She suggested that the prevalence of strong public defender systems and robust Innocence Project chapters in states could help mitigate some of the institutional resistance to post-conviction DNA testing.
Scale is one potential piece of the puzzle
The 13 states are some of the least populated in the country, and collectively hold only about 6 percent of state inmates. Most inmates aren’t serving time for violent crimes like murder or rape in which DNA evidence might shed new light on their convictions.
Despite those numbers, Potkin rejects the premise “that there is nobody in these 13 states whose innocence can be proven through DNA testing.”
She finds it hard to believe that the 13 states would be free of some of the leading causes of wrongful convictions, including unreliable eyewitness identification, false confessions, prosecutors withholding exculpatory evidence, ineffective counsel and bogus testimony from informants.
“It just doesn’t seem possible,” she said.
The proliferation of DNA technology might mean fewer wrongful convictions than in the past
Veteran prosecutor Kristine Hamann, executive director of the Prosecutors Center for Excellence and co-chair of the National District Attorneys Association’s Best Practices Committee, said that the proliferation of DNA testing by law enforcement means that today many DNA evidence rules out would-be defendants before trial.
Hamann, also a former New York inspector general with past stints as a federal prosecutor, argues that fewer wrongful convictions are occurring, and says that many of the DNA-based exonerations from the past were lower hanging fruit.

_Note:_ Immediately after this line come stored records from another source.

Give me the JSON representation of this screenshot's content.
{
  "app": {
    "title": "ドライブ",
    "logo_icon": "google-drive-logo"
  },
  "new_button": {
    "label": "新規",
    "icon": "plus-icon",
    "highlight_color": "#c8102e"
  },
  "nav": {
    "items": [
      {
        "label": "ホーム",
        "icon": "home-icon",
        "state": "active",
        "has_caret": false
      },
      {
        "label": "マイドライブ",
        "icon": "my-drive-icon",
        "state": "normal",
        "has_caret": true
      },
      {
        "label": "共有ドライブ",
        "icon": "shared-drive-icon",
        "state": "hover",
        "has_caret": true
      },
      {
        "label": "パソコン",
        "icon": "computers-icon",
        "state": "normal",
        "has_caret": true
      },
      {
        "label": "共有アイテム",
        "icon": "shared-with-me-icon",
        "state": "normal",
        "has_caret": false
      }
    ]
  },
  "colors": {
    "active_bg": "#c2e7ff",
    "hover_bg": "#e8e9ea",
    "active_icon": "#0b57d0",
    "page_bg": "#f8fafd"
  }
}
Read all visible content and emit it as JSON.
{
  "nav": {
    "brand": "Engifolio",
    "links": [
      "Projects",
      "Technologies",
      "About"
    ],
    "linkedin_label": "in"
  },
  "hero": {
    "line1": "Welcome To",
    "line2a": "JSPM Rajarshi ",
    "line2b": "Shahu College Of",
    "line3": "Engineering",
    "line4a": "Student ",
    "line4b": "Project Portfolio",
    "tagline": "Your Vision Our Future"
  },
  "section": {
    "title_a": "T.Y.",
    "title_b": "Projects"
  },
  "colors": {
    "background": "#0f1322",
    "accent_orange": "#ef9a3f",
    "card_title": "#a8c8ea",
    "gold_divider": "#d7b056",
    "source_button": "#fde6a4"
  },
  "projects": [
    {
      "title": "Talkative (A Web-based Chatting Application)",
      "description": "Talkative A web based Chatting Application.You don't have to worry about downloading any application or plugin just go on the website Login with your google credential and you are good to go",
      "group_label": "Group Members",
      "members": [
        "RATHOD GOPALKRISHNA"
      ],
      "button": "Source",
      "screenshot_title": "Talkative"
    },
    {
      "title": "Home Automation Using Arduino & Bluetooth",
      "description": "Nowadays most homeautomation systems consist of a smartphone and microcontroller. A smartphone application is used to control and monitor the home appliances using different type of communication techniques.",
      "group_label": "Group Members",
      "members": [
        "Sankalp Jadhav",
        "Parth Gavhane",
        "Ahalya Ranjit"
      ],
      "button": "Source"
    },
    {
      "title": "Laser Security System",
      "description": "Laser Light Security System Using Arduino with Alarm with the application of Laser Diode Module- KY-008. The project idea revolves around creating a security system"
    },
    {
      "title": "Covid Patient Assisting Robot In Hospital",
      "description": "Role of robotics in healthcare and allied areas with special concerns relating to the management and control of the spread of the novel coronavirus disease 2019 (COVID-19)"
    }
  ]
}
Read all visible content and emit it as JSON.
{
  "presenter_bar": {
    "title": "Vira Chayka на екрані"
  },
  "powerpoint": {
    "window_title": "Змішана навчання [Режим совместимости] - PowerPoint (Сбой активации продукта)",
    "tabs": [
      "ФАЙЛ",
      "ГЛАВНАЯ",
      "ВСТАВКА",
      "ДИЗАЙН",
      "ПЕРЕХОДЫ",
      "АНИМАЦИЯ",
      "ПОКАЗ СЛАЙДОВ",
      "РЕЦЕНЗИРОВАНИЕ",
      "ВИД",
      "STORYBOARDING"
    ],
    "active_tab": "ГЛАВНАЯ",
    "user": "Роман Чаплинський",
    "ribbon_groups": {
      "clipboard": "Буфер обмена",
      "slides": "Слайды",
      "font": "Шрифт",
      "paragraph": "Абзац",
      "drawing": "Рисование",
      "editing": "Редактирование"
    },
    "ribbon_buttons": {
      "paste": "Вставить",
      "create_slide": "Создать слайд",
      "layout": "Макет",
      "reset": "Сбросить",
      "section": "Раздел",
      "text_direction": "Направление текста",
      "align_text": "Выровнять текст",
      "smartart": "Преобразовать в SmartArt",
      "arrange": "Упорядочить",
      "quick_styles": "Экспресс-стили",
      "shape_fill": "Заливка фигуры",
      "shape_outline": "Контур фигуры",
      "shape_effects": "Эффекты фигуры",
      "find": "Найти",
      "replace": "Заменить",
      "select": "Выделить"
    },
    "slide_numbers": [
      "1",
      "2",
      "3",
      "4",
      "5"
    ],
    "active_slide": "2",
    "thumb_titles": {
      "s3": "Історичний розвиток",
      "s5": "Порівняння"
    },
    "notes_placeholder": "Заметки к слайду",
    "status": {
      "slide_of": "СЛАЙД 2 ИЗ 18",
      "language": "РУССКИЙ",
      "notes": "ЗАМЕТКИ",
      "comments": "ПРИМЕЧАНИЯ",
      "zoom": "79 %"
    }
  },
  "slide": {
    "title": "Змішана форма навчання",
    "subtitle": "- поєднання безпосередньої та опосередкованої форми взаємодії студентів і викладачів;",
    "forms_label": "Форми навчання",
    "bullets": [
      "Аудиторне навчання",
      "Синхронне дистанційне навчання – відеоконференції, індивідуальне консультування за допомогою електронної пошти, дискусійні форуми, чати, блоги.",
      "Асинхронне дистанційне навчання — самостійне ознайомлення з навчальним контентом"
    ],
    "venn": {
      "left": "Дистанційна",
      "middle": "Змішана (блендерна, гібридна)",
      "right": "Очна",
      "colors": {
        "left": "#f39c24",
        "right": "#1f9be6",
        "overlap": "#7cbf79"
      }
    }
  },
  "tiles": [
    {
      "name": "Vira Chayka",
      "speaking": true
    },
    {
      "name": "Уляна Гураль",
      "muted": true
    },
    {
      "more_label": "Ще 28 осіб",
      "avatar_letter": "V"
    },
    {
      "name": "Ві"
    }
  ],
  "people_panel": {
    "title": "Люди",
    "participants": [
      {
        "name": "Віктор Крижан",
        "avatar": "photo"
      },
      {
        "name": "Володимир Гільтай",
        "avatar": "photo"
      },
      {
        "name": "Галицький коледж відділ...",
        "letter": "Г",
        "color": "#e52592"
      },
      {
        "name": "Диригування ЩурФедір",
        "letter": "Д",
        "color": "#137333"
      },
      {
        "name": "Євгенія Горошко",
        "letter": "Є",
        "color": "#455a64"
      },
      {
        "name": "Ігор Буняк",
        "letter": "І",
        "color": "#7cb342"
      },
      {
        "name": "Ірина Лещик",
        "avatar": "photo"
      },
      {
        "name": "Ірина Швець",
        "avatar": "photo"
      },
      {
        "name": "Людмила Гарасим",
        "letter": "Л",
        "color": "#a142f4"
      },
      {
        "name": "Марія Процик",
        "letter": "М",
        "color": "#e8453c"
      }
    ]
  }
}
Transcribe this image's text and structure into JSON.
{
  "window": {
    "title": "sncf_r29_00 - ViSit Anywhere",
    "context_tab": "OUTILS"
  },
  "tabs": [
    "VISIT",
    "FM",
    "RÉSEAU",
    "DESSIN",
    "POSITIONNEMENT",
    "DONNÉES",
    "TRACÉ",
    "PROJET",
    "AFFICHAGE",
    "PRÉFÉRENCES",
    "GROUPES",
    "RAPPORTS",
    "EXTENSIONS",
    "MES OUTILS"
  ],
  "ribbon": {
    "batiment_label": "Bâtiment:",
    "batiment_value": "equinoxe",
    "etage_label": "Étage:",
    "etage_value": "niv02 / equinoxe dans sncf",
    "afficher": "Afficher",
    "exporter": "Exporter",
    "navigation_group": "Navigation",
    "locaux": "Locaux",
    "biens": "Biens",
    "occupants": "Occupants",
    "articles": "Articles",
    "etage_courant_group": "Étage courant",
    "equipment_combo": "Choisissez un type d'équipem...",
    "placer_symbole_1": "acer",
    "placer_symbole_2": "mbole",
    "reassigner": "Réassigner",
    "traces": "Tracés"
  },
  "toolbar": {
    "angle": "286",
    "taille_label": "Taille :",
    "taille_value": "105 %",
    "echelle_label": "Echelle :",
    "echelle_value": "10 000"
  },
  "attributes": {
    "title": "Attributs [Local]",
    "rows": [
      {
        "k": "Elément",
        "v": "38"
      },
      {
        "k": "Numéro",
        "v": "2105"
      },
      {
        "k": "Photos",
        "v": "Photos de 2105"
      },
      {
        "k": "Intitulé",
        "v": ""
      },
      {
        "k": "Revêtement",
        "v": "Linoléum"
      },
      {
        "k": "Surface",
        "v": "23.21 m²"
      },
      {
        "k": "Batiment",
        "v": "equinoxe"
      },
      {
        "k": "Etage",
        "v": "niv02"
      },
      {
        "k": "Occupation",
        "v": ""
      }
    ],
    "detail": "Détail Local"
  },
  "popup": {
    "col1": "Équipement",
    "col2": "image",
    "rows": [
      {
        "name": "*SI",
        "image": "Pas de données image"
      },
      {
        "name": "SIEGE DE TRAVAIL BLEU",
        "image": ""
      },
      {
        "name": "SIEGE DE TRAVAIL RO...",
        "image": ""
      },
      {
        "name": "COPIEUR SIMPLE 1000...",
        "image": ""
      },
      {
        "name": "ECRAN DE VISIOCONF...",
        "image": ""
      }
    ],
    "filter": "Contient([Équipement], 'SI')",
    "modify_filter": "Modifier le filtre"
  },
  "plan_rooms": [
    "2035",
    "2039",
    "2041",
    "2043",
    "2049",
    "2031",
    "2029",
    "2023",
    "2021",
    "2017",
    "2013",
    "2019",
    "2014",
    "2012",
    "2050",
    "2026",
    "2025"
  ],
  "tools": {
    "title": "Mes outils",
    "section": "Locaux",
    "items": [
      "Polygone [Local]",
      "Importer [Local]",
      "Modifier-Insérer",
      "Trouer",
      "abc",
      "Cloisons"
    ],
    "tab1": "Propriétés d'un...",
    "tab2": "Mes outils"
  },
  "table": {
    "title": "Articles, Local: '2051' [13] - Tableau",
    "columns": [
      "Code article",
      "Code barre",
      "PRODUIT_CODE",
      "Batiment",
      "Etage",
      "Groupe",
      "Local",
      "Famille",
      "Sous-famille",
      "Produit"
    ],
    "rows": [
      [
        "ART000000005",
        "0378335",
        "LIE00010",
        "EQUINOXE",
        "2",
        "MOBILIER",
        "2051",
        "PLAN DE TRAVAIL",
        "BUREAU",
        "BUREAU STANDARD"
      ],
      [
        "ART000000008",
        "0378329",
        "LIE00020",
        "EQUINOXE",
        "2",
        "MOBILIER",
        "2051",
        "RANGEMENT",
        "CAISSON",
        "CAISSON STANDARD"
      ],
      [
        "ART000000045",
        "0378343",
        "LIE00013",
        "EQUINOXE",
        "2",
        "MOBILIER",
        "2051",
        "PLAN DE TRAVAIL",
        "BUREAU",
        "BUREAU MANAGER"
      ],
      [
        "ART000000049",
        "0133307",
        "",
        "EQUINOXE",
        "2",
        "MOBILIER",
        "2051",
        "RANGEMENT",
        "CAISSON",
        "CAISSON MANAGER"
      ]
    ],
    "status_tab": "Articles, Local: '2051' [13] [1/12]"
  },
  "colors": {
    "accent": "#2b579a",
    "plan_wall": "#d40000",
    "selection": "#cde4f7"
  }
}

However, what does that mean for the scores of people imprisoned before widespread DNA testing who are still fighting to prove their innocence in Iowa and other states?
“There needs to be a reasonable standard for accessing testing, and making sure incarcerated people have the tools to do so,” Potkin said.